*Problem description*.
Please retype the records below exactly as they stand.
-- Opening Marker --
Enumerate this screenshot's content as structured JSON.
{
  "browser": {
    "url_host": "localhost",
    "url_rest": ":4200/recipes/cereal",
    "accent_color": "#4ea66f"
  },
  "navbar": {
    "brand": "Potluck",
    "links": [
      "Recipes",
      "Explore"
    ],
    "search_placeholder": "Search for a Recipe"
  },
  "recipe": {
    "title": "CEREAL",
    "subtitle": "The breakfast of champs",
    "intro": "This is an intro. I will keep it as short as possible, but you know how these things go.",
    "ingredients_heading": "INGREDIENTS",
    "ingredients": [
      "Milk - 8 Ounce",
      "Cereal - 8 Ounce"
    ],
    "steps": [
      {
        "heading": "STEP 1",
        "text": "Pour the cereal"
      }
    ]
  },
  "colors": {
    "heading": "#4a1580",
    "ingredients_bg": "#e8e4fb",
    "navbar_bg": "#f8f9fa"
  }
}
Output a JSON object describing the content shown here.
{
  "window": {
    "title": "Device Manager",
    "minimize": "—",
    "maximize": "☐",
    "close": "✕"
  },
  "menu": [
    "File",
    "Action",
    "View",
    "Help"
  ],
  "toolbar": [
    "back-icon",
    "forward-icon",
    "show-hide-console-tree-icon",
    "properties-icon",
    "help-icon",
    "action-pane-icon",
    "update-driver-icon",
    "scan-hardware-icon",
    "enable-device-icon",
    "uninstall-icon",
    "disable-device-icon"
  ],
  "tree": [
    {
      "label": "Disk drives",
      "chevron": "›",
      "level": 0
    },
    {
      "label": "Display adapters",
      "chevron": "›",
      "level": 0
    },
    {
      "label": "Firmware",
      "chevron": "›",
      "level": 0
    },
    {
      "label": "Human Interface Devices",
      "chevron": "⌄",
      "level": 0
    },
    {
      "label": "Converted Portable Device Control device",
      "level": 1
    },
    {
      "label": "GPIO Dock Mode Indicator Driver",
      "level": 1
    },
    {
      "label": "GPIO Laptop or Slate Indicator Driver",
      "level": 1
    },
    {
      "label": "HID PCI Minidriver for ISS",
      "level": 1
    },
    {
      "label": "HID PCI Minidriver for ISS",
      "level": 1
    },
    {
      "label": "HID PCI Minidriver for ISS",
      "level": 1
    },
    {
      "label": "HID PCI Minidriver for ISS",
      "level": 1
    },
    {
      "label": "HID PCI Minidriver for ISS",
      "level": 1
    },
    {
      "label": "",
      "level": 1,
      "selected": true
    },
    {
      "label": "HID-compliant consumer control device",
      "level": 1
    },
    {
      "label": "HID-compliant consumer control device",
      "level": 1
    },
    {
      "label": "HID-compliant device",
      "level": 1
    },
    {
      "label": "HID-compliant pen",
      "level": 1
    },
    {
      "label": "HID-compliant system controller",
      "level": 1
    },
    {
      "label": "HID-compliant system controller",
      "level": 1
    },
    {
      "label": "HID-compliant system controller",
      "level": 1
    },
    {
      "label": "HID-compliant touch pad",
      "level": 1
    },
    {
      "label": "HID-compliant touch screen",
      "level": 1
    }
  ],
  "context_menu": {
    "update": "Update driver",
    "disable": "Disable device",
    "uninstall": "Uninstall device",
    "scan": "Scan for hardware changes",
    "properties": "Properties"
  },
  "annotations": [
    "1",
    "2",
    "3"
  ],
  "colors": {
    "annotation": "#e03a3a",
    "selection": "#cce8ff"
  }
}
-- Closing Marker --
*Response box*.
Enumerate this screenshot's content as structured JSON.
{
  "browser": {
    "url_host": "localhost",
    "url_rest": ":4200/recipes/cereal",
    "accent_color": "#4ea66f"
  },
  "navbar": {
    "brand": "Potluck",
    "links": [
      "Recipes",
      "Explore"
    ],
    "search_placeholder": "Search for a Recipe"
  },
  "recipe": {
    "title": "CEREAL",
    "subtitle": "The breakfast of champs",
    "intro": "This is an intro. I will keep it as short as possible, but you know how these things go.",
    "ingredients_heading": "INGREDIENTS",
    "ingredients": [
      "Milk - 8 Ounce",
      "Cereal - 8 Ounce"
    ],
    "steps": [
      {
        "heading": "STEP 1",
        "text": "Pour the cereal"
      }
    ]
  },
  "colors": {
    "heading": "#4a1580",
    "ingredients_bg": "#e8e4fb",
    "navbar_bg": "#f8f9fa"
  }
}
Output a JSON object describing the content shown here.
{
  "window": {
    "title": "Device Manager",
    "minimize": "—",
    "maximize": "☐",
    "close": "✕"
  },
  "menu": [
    "File",
    "Action",
    "View",
    "Help"
  ],
  "toolbar": [
    "back-icon",
    "forward-icon",
    "show-hide-console-tree-icon",
    "properties-icon",
    "help-icon",
    "action-pane-icon",
    "update-driver-icon",
    "scan-hardware-icon",
    "enable-device-icon",
    "uninstall-icon",
    "disable-device-icon"
  ],
  "tree": [
    {
      "label": "Disk drives",
      "chevron": "›",
      "level": 0
    },
    {
      "label": "Display adapters",
      "chevron": "›",
      "level": 0
    },
    {
      "label": "Firmware",
      "chevron": "›",
      "level": 0
    },
    {
      "label": "Human Interface Devices",
      "chevron": "⌄",
      "level": 0
    },
    {
      "label": "Converted Portable Device Control device",
      "level": 1
    },
    {
      "label": "GPIO Dock Mode Indicator Driver",
      "level": 1
    },
    {
      "label": "GPIO Laptop or Slate Indicator Driver",
      "level": 1
    },
    {
      "label": "HID PCI Minidriver for ISS",
      "level": 1
    },
    {
      "label": "HID PCI Minidriver for ISS",
      "level": 1
    },
    {
      "label": "HID PCI Minidriver for ISS",
      "level": 1
    },
    {
      "label": "HID PCI Minidriver for ISS",
      "level": 1
    },
    {
      "label": "HID PCI Minidriver for ISS",
      "level": 1
    },
    {
      "label": "",
      "level": 1,
      "selected": true
    },
    {
      "label": "HID-compliant consumer control device",
      "level": 1
    },
    {
      "label": "HID-compliant consumer control device",
      "level": 1
    },
    {
      "label": "HID-compliant device",
      "level": 1
    },
    {
      "label": "HID-compliant pen",
      "level": 1
    },
    {
      "label": "HID-compliant system controller",
      "level": 1
    },
    {
      "label": "HID-compliant system controller",
      "level": 1
    },
    {
      "label": "HID-compliant system controller",
      "level": 1
    },
    {
      "label": "HID-compliant touch pad",
      "level": 1
    },
    {
      "label": "HID-compliant touch screen",
      "level": 1
    }
  ],
  "context_menu": {
    "update": "Update driver",
    "disable": "Disable device",
    "uninstall": "Uninstall device",
    "scan": "Scan for hardware changes",
    "properties": "Properties"
  },
  "annotations": [
    "1",
    "2",
    "3"
  ],
  "colors": {
    "annotation": "#e03a3a",
    "selection": "#cce8ff"
  }
}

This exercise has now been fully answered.